Component data from apps and pages:
****

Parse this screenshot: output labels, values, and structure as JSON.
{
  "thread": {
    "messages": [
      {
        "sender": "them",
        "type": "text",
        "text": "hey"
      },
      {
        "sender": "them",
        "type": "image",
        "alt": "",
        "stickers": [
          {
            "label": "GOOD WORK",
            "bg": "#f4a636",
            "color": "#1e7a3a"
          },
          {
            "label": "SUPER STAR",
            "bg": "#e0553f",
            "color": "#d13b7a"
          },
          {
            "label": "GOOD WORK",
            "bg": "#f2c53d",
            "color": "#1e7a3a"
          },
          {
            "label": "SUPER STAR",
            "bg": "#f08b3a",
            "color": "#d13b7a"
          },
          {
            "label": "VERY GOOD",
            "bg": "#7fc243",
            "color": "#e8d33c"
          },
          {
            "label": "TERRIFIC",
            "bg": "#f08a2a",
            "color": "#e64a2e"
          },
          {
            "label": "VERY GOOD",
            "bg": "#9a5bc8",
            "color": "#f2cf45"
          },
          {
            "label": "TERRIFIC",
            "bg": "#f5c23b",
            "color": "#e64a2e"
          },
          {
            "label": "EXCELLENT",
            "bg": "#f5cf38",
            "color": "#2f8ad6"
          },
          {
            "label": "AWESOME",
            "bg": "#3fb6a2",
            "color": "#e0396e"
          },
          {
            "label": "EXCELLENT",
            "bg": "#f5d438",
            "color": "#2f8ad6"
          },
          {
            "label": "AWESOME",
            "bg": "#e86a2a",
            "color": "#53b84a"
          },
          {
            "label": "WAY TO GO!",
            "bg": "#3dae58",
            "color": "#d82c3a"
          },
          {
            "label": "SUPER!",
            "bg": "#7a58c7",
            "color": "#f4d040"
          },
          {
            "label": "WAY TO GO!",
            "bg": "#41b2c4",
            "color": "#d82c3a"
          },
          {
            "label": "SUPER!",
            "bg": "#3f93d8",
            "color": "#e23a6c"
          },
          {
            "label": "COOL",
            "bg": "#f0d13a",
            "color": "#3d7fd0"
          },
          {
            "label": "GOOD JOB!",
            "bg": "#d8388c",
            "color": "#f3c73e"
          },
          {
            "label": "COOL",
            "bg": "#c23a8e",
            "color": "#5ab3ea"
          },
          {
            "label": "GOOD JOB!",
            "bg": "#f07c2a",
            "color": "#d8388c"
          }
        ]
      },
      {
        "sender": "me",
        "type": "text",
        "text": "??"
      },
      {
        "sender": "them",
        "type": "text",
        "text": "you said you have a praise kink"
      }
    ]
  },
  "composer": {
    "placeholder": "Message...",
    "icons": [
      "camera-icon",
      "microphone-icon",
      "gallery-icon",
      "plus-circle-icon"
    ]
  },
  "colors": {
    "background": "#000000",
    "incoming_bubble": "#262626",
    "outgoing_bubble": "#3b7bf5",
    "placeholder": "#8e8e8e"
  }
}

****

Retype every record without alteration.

**OUTPUT BELOW**
Parse this screenshot: output labels, values, and structure as JSON.
{
  "thread": {
    "messages": [
      {
        "sender": "them",
        "type": "text",
        "text": "hey"
      },
      {
        "sender": "them",
        "type": "image",
        "alt": "",
        "stickers": [
          {
            "label": "GOOD WORK",
            "bg": "#f4a636",
            "color": "#1e7a3a"
          },
          {
            "label": "SUPER STAR",
            "bg": "#e0553f",
            "color": "#d13b7a"
          },
          {
            "label": "GOOD WORK",
            "bg": "#f2c53d",
            "color": "#1e7a3a"
          },
          {
            "label": "SUPER STAR",
            "bg": "#f08b3a",
            "color": "#d13b7a"
          },
          {
            "label": "VERY GOOD",
            "bg": "#7fc243",
            "color": "#e8d33c"
          },
          {
            "label": "TERRIFIC",
            "bg": "#f08a2a",
            "color": "#e64a2e"
          },
          {
            "label": "VERY GOOD",
            "bg": "#9a5bc8",
            "color": "#f2cf45"
          },
          {
            "label": "TERRIFIC",
            "bg": "#f5c23b",
            "color": "#e64a2e"
          },
          {
            "label": "EXCELLENT",
            "bg": "#f5cf38",
            "color": "#2f8ad6"
          },
          {
            "label": "AWESOME",
            "bg": "#3fb6a2",
            "color": "#e0396e"
          },
          {
            "label": "EXCELLENT",
            "bg": "#f5d438",
            "color": "#2f8ad6"
          },
          {
            "label": "AWESOME",
            "bg": "#e86a2a",
            "color": "#53b84a"
          },
          {
            "label": "WAY TO GO!",
            "bg": "#3dae58",
            "color": "#d82c3a"
          },
          {
            "label": "SUPER!",
            "bg": "#7a58c7",
            "color": "#f4d040"
          },
          {
            "label": "WAY TO GO!",
            "bg": "#41b2c4",
            "color": "#d82c3a"
          },
          {
            "label": "SUPER!",
            "bg": "#3f93d8",
            "color": "#e23a6c"
          },
          {
            "label": "COOL",
            "bg": "#f0d13a",
            "color": "#3d7fd0"
          },
          {
            "label": "GOOD JOB!",
            "bg": "#d8388c",
            "color": "#f3c73e"
          },
          {
            "label": "COOL",
            "bg": "#c23a8e",
            "color": "#5ab3ea"
          },
          {
            "label": "GOOD JOB!",
            "bg": "#f07c2a",
            "color": "#d8388c"
          }
        ]
      },
      {
        "sender": "me",
        "type": "text",
        "text": "??"
      },
      {
        "sender": "them",
        "type": "text",
        "text": "you said you have a praise kink"
      }
    ]
  },
  "composer": {
    "placeholder": "Message...",
    "icons": [
      "camera-icon",
      "microphone-icon",
      "gallery-icon",
      "plus-circle-icon"
    ]
  },
  "colors": {
    "background": "#000000",
    "incoming_bubble": "#262626",
    "outgoing_bubble": "#3b7bf5",
    "placeholder": "#8e8e8e"
  }
}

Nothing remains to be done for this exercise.